Additionally, section 743 of the Act (21 U.S.C. § 379j-31) authorizes FDA to assess and collect fees to cover FDA’s costs for certain activities, including re-inspection-related costs. A re-inspection is one or more inspections conducted subsequent to an inspection that identified noncompliance materially related to a food safety requirement of the Act, specifically to determine whether compliance has been achieved. Re-inspection-related costs means all expenses, including administrative expenses, incurred in connection with FDA’s arranging, conducting, and evaluating the results of the re-inspection and assessing and collecting the re-inspection fees (21 U.S.C. § 379j-31(a)(2)(B)). For a foreign facility, FDA will assess and collect fees for re-inspection-related costs from the U.S. Agent for the foreign facility. The inspection noted in this letter identified noncompliance materially related to a food safety requirement of the Act. Accordingly, FDA may assess fees to cover any re-inspection-related costs. Please consider providing a copy of this letter to your U.S. Agent.
Please send your reply to the Food and Drug Administration, Attention: Aleta Flores, Compliance Officer, Office of Compliance, Division of Enforcement, Food Assessment and Adulteration Branch (HFS-607), 5001 Campus Drive, College Park, MD 20740 U.S.A. If you have any questions regarding this letter, you may contact Aleta Flores via email at firstname.lastname@example.org. Please reference 571305 on any submissions and within the subject line of any emails to us.

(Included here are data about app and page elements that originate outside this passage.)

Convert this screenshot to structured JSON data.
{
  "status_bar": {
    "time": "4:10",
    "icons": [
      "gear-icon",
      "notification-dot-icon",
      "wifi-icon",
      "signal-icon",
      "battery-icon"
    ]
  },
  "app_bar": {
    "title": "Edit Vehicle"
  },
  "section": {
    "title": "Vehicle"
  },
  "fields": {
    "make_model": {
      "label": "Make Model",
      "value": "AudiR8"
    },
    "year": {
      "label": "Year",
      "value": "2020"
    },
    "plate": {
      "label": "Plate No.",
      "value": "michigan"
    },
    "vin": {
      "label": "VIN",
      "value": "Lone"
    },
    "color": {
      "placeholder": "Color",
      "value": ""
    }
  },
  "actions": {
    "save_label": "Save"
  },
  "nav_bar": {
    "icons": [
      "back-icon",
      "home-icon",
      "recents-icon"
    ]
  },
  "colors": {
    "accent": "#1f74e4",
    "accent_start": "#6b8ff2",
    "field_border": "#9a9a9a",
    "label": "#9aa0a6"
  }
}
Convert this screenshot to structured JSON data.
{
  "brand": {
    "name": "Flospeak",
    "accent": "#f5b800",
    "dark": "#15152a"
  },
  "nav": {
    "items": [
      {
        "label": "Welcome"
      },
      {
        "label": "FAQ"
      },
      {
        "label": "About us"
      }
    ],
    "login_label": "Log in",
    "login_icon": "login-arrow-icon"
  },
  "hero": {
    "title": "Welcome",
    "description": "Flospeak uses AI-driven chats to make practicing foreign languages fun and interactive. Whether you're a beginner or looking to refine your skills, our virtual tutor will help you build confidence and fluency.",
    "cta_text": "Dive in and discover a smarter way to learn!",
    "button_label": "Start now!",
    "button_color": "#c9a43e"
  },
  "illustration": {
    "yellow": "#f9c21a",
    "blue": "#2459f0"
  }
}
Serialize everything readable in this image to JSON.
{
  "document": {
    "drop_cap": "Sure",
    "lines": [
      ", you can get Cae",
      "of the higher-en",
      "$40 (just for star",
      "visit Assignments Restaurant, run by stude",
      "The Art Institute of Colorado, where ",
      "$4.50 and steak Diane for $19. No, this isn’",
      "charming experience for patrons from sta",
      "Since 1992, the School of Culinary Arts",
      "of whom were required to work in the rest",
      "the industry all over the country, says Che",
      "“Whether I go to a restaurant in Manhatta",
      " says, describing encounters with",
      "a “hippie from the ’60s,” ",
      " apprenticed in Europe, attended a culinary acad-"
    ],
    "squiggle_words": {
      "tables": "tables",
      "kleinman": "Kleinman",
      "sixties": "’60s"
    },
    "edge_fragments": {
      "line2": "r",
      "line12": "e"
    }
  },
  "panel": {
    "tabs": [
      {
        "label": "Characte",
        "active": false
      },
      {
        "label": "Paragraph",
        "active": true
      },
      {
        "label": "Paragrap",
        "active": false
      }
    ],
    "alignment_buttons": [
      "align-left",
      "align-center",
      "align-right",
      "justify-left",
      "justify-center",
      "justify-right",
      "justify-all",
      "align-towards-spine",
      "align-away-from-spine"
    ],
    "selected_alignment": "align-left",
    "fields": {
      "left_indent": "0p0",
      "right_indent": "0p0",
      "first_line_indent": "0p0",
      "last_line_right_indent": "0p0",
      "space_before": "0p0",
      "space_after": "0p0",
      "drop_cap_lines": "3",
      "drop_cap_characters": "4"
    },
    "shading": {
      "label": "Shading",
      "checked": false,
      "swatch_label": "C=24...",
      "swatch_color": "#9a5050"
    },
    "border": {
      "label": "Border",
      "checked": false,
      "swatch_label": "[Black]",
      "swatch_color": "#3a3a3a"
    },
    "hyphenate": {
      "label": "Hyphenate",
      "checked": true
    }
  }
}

William A. Correll, Jr.
Office of Compliance
Center for Food Safety
and Applied Nutrition